ACTION ITEM:
This exercise calls for the records to be returned exactly, with images removed.

(Records contained in a dataset)
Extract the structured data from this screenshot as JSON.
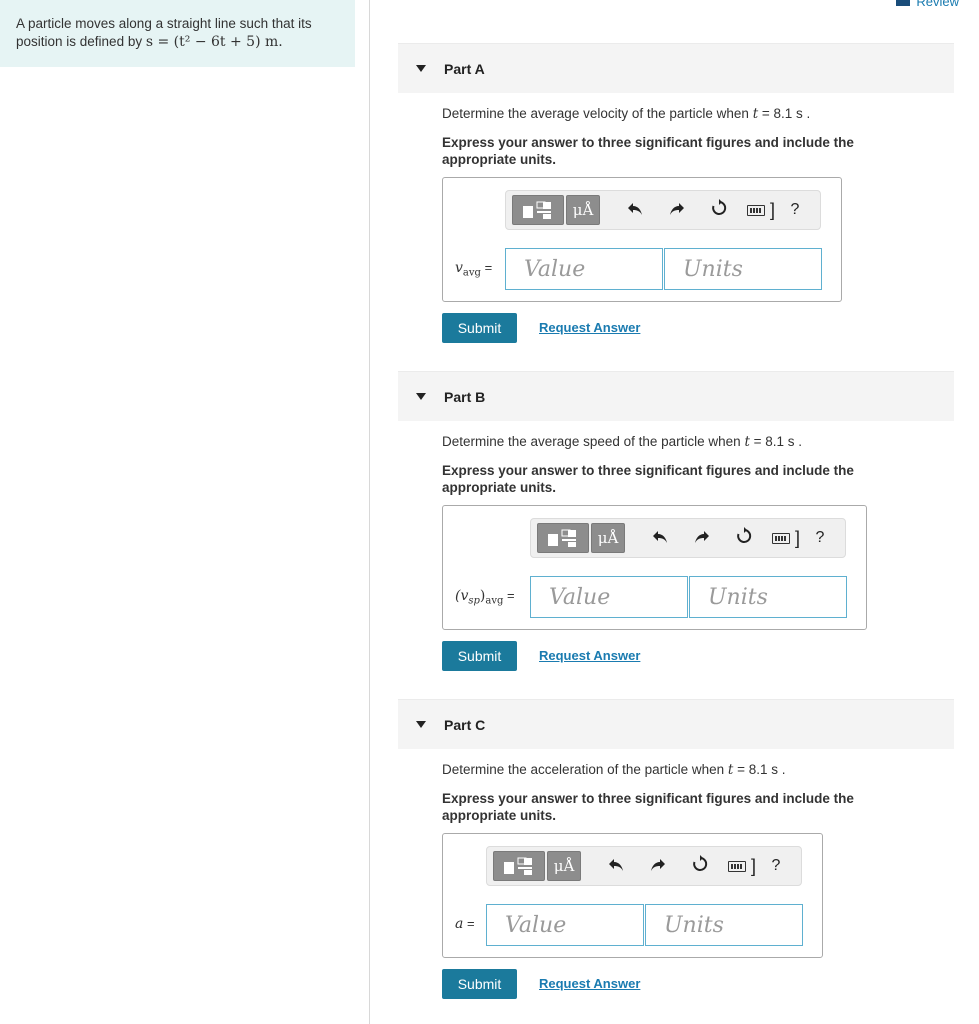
{
  "problem": {
    "line1": "A particle moves along a straight line such that its",
    "line2_prefix": "position is defined by",
    "line2_math": "s = (t² − 6t + 5) m."
  },
  "review": {
    "label": "Review"
  },
  "parts": [
    {
      "title": "Part A",
      "question_prefix": "Determine the average velocity of the particle when",
      "question_var": "t",
      "question_suffix": "= 8.1  s .",
      "instructions": "Express your answer to three significant figures and include the appropriate units.",
      "var_label": "v",
      "var_sub": "avg",
      "equals": "=",
      "value_placeholder": "Value",
      "units_placeholder": "Units",
      "submit": "Submit",
      "request": "Request Answer"
    },
    {
      "title": "Part B",
      "question_prefix": "Determine the average speed of the particle when",
      "question_var": "t",
      "question_suffix": "= 8.1  s .",
      "instructions": "Express your answer to three significant figures and include the appropriate units.",
      "var_label": "(v",
      "var_sub_inner": "sp",
      "var_close": ")",
      "var_sub": "avg",
      "equals": "=",
      "value_placeholder": "Value",
      "units_placeholder": "Units",
      "submit": "Submit",
      "request": "Request Answer"
    },
    {
      "title": "Part C",
      "question_prefix": "Determine the acceleration of the particle when",
      "question_var": "t",
      "question_suffix": "= 8.1  s .",
      "instructions": "Express your answer to three significant figures and include the appropriate units.",
      "var_label": "a",
      "equals": "=",
      "value_placeholder": "Value",
      "units_placeholder": "Units",
      "submit": "Submit",
      "request": "Request Answer"
    }
  ],
  "toolbar": {
    "units_symbol": "μÅ",
    "undo_icon": "undo-icon",
    "redo_icon": "redo-icon",
    "reset_icon": "reset-icon",
    "keyboard_icon": "keyboard-icon",
    "help_label": "?"
  }
}
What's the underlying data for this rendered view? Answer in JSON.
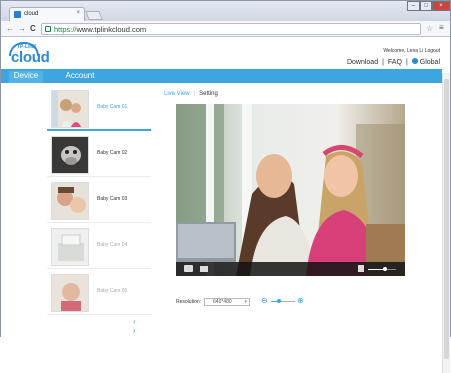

THE COMPLETED TASK:
Extract the structured data from this screenshot as JSON.
{
  "problem": {
    "line1": "A particle moves along a straight line such that its",
    "line2_prefix": "position is defined by",
    "line2_math": "s = (t² − 6t + 5) m."
  },
  "review": {
    "label": "Review"
  },
  "parts": [
    {
      "title": "Part A",
      "question_prefix": "Determine the average velocity of the particle when",
      "question_var": "t",
      "question_suffix": "= 8.1  s .",
      "instructions": "Express your answer to three significant figures and include the appropriate units.",
      "var_label": "v",
      "var_sub": "avg",
      "equals": "=",
      "value_placeholder": "Value",
      "units_placeholder": "Units",
      "submit": "Submit",
      "request": "Request Answer"
    },
    {
      "title": "Part B",
      "question_prefix": "Determine the average speed of the particle when",
      "question_var": "t",
      "question_suffix": "= 8.1  s .",
      "instructions": "Express your answer to three significant figures and include the appropriate units.",
      "var_label": "(v",
      "var_sub_inner": "sp",
      "var_close": ")",
      "var_sub": "avg",
      "equals": "=",
      "value_placeholder": "Value",
      "units_placeholder": "Units",
      "submit": "Submit",
      "request": "Request Answer"
    },
    {
      "title": "Part C",
      "question_prefix": "Determine the acceleration of the particle when",
      "question_var": "t",
      "question_suffix": "= 8.1  s .",
      "instructions": "Express your answer to three significant figures and include the appropriate units.",
      "var_label": "a",
      "equals": "=",
      "value_placeholder": "Value",
      "units_placeholder": "Units",
      "submit": "Submit",
      "request": "Request Answer"
    }
  ],
  "toolbar": {
    "units_symbol": "μÅ",
    "undo_icon": "undo-icon",
    "redo_icon": "redo-icon",
    "reset_icon": "reset-icon",
    "keyboard_icon": "keyboard-icon",
    "help_label": "?"
  }
}
What's the underlying data for this rendered view? Answer in JSON.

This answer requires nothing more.